WORK INSTRUCTIONS:
Among these entries, how many lines contain "April"? Say the number and nothing else.

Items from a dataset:
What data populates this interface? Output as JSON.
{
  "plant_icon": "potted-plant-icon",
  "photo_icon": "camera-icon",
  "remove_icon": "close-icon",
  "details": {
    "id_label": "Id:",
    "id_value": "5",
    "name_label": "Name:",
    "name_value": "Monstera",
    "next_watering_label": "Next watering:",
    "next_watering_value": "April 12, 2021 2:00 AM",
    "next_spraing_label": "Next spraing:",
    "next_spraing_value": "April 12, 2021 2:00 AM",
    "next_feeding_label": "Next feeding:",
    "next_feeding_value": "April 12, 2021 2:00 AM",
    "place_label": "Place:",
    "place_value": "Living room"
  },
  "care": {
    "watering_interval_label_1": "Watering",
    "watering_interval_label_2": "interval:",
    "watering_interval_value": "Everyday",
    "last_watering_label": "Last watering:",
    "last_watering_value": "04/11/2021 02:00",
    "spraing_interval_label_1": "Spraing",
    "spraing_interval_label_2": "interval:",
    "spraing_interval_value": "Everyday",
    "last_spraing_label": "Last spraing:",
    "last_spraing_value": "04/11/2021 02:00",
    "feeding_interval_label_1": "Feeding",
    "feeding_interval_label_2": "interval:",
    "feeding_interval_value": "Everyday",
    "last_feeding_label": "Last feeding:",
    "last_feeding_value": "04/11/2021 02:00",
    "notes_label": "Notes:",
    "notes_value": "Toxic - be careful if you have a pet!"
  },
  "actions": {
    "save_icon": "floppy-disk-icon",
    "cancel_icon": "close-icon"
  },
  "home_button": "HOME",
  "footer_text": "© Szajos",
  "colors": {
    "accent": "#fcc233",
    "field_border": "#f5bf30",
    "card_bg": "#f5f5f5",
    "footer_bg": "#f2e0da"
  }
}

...

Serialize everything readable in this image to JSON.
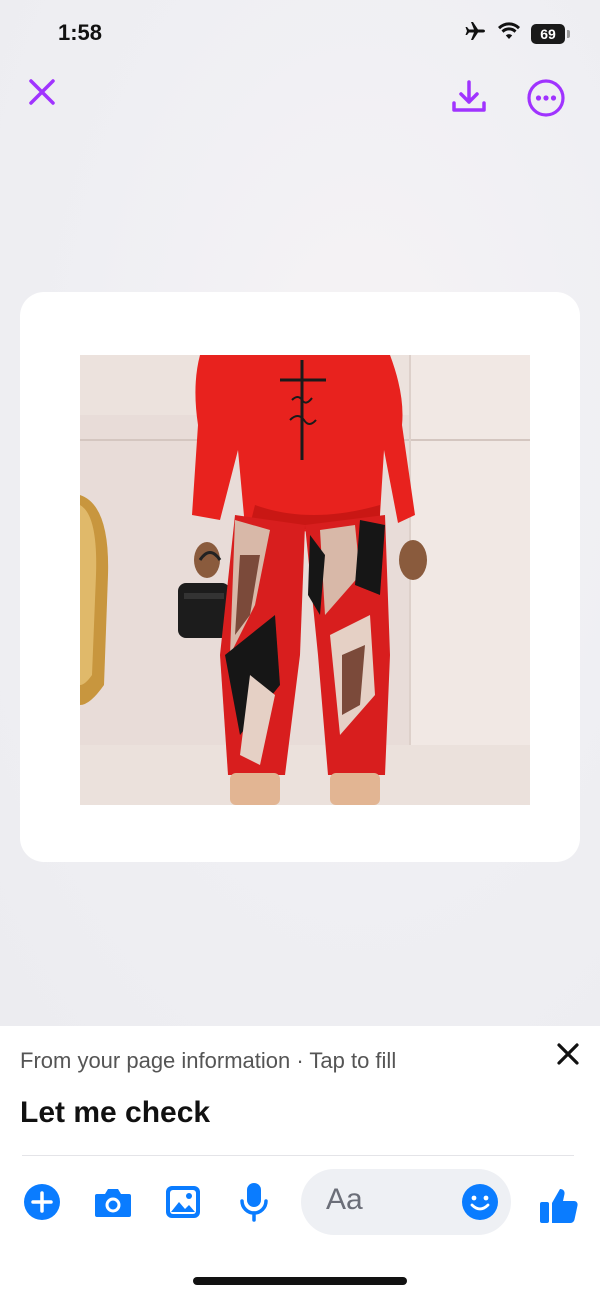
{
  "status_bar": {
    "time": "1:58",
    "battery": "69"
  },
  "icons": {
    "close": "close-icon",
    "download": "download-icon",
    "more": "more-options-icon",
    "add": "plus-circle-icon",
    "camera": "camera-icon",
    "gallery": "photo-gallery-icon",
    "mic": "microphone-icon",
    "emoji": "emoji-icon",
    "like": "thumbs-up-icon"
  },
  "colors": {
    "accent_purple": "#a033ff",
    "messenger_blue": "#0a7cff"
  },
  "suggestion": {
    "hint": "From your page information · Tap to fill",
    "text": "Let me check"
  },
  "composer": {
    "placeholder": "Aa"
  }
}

FINISHED TASK:
3